Why was this relevant information suppressed? it does not bode well for one's intellectual integrity to suppress this kind of information just so your soap box looks more sturdy than it really is.

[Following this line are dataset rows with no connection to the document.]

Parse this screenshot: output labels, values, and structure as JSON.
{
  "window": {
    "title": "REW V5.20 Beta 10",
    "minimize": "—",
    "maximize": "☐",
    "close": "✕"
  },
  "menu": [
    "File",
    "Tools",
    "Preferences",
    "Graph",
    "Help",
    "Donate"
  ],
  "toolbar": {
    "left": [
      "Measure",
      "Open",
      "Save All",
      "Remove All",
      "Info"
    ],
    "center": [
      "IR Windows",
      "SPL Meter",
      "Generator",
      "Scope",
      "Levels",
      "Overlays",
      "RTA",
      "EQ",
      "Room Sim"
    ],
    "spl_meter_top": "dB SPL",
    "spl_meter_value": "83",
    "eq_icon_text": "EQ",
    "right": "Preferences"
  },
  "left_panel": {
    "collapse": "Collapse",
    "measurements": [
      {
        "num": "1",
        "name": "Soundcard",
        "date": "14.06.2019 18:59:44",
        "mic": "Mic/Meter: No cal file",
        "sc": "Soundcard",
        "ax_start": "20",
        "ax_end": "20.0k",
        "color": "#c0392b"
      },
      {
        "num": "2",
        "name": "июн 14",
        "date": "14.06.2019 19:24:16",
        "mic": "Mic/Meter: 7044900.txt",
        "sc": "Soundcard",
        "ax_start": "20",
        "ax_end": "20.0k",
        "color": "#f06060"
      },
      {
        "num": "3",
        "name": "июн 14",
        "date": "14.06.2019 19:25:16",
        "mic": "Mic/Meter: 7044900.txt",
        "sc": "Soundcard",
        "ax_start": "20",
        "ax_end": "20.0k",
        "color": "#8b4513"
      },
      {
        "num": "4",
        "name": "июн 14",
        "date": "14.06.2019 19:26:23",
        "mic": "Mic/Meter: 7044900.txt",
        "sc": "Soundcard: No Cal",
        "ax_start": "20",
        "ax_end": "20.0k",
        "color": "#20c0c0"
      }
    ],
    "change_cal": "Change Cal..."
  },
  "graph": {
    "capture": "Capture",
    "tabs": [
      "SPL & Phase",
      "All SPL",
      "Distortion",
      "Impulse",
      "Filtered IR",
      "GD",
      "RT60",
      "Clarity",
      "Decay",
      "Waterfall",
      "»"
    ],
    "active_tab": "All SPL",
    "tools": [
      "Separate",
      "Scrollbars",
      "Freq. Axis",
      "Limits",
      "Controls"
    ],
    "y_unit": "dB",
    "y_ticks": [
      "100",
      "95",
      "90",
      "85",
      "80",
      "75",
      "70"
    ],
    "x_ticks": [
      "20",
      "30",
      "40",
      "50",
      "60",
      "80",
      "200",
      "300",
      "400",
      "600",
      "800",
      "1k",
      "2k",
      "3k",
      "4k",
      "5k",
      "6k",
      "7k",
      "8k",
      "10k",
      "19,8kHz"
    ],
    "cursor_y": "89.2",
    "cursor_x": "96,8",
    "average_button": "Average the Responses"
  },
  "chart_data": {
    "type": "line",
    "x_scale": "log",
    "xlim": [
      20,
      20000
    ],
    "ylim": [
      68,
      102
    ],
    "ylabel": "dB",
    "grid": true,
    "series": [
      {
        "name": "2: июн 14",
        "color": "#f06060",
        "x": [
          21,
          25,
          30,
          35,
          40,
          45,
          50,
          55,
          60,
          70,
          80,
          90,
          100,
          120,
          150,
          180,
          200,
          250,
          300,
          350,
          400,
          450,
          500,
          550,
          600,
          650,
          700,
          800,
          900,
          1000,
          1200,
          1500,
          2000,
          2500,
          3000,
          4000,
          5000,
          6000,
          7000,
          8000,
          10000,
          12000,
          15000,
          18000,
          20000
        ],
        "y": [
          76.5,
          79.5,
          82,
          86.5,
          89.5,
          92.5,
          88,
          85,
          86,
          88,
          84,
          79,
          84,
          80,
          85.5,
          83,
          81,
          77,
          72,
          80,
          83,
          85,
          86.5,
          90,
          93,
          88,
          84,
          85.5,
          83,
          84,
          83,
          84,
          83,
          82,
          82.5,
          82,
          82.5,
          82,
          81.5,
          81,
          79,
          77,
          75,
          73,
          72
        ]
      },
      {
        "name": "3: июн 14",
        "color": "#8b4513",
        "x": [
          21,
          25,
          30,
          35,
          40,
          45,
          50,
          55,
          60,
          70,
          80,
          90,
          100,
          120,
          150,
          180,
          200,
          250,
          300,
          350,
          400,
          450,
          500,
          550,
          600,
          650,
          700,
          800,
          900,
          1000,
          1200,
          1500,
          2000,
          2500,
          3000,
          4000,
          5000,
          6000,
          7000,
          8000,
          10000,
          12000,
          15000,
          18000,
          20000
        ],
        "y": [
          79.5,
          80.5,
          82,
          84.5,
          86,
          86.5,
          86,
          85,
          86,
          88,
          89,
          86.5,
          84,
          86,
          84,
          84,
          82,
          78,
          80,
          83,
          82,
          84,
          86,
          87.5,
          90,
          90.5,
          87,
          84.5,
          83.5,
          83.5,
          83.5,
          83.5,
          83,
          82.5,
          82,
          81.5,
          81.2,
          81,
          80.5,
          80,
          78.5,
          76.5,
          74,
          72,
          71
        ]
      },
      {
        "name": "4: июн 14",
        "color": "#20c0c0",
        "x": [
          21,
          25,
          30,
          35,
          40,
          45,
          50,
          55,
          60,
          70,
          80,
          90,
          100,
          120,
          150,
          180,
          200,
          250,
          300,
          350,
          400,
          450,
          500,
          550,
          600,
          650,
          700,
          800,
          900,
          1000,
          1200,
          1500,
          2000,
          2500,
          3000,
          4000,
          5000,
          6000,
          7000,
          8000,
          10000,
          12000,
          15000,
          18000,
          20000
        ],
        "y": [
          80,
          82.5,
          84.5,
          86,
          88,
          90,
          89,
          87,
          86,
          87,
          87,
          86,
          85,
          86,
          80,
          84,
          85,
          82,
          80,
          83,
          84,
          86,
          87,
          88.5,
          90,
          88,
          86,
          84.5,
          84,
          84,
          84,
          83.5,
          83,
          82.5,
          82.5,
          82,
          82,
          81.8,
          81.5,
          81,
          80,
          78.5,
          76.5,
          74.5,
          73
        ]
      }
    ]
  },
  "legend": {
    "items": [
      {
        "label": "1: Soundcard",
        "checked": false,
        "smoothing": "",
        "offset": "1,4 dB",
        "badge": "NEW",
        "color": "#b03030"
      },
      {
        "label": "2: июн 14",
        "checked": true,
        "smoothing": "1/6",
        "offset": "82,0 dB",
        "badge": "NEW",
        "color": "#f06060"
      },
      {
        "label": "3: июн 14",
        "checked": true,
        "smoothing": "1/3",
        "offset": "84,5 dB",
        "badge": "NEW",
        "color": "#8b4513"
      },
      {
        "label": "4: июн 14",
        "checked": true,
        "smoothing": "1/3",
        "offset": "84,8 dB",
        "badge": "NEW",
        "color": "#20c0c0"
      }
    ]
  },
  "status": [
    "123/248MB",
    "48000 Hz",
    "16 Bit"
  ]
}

If Stellman wants to undercut some of the statements made by some on the "Christian right", he's going to have to resort to more sturdy stuff than one-sided rhetoric that makes a point by being careless with all the relevant data. In fact, one might say that Obama's asking both Warren and Lowery to pray evidences his irrationalism. What would one think of asking (say) both Golda Meir and Joseph Goebbels to offer a prayer? Not that I'm equating either Warren or Lowery to these two, but I'm just illustrating that asking people who hold polar opposite positions on many moral questions could be seen as evidence of sloppy thinking rather than any support for the "Christian right" or the "Christian left," for that matter. It would seem that these two appointments cancel each other out. It could look to some like evidence of their concerns about Obama.
So I find Stellman's attempt to persuade one of his political insights grounded on two kingdom theology, ultimately unpersuasive. These kind of sophisms might actually have the opposite effect.